During the COVID pandemic, "Our economy, entire economy was not hit as hard. Only Switzerland has lower inflation in the OCED [Organization for Economic Co-operation and Development]," said Ben-David.
He said regarding the condition of Israel’s economy, "Money is flowing in at a good rate. The shekel [Israel’s currency] is fairly strong."
However, Ben-David raised a concern about Netanyahu’s proposed coalition government with the religious parties. Netanyahu is "poised to give a huge increase in benefits to the Haredim parties."

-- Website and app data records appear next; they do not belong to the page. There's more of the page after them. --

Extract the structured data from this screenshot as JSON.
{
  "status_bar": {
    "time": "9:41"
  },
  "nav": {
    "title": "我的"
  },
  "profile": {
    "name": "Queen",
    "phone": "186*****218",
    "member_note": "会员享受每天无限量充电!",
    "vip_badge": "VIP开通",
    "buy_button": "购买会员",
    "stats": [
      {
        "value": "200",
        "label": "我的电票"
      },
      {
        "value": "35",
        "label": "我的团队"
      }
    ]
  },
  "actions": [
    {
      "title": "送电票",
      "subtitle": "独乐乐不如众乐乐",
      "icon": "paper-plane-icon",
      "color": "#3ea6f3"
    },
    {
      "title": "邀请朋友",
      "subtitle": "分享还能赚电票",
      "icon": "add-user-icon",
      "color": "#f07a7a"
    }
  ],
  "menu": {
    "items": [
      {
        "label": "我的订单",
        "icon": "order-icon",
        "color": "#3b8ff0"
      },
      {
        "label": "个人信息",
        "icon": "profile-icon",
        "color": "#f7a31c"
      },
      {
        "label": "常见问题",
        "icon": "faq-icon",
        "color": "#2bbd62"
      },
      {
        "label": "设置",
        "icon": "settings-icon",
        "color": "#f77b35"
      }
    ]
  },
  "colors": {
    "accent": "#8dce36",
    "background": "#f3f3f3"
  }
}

Netanyahu stressed his vision for Israel was "free markets and technology." He told Kudlow that Israel’s free-market reforms helped fund and strengthen the military and that could not been done with a semi-socialist economy over time.
"Military prowess funded by economic free-market prowess gave Israel diplomatic prowess with the Arab countries and, by the way, with many, many countries around the world," said Netanyahu.